*** DATASET EXCERPTS ***

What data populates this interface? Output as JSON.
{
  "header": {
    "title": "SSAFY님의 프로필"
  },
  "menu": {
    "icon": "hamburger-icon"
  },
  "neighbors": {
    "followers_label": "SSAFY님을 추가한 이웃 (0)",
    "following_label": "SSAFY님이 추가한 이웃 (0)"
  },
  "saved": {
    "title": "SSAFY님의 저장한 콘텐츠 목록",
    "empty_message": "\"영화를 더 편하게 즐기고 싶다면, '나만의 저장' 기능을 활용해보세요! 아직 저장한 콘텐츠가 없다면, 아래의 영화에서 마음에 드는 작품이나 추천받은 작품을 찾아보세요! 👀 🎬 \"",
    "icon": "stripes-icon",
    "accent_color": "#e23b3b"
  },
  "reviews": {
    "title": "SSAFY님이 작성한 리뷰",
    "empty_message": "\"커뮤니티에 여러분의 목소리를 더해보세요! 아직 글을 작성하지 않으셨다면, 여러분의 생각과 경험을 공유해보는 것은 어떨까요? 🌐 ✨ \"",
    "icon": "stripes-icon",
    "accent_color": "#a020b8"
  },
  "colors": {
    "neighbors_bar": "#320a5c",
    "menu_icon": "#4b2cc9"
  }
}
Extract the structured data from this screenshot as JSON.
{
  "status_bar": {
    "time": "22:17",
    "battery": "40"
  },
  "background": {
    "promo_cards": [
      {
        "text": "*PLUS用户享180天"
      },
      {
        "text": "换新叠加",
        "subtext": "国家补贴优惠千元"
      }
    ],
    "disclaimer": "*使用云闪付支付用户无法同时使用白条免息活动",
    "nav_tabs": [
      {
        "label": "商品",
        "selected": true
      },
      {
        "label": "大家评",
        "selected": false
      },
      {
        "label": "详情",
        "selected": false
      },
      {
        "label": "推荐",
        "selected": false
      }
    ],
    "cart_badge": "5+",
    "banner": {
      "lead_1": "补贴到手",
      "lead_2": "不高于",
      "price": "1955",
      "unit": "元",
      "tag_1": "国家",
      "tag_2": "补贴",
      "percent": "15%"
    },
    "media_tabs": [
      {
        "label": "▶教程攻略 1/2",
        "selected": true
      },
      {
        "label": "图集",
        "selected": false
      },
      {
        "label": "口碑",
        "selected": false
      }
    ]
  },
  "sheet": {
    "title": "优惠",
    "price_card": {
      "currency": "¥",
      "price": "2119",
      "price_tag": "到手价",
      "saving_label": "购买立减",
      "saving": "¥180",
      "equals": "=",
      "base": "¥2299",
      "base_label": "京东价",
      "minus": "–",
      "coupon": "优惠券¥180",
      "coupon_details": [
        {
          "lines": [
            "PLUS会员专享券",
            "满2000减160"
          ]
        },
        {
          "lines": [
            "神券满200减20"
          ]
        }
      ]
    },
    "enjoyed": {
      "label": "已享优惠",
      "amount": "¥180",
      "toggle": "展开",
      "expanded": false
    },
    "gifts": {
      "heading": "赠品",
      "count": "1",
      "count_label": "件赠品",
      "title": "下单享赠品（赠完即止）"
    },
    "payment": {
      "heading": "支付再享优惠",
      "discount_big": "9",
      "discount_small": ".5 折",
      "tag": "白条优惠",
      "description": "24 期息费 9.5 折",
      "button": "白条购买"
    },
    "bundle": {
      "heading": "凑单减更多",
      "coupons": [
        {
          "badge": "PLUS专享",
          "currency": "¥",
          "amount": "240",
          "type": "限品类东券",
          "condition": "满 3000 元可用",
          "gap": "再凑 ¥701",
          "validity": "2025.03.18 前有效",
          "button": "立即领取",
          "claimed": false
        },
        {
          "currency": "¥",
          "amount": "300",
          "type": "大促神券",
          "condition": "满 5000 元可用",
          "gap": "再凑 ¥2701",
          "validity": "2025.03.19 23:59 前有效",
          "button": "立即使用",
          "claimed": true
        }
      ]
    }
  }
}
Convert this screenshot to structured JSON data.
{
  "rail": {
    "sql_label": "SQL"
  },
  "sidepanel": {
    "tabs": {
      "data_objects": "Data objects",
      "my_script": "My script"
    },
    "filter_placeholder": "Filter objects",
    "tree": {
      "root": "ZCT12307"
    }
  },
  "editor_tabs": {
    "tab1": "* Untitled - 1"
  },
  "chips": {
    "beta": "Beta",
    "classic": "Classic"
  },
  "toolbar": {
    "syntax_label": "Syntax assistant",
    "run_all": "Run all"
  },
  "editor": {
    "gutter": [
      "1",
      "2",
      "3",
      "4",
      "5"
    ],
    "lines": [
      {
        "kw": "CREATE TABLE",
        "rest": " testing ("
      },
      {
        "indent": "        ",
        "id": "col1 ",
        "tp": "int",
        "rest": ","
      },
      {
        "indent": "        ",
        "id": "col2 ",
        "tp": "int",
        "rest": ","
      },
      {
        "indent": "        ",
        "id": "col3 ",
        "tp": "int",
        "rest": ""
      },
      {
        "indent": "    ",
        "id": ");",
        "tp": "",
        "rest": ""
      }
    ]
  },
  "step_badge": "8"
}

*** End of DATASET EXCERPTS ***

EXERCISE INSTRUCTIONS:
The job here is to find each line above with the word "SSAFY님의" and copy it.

ANSWER TO THIS PROBLEM:
    "title": "SSAFY님의 프로필"
    "title": "SSAFY님의 저장한 콘텐츠 목록",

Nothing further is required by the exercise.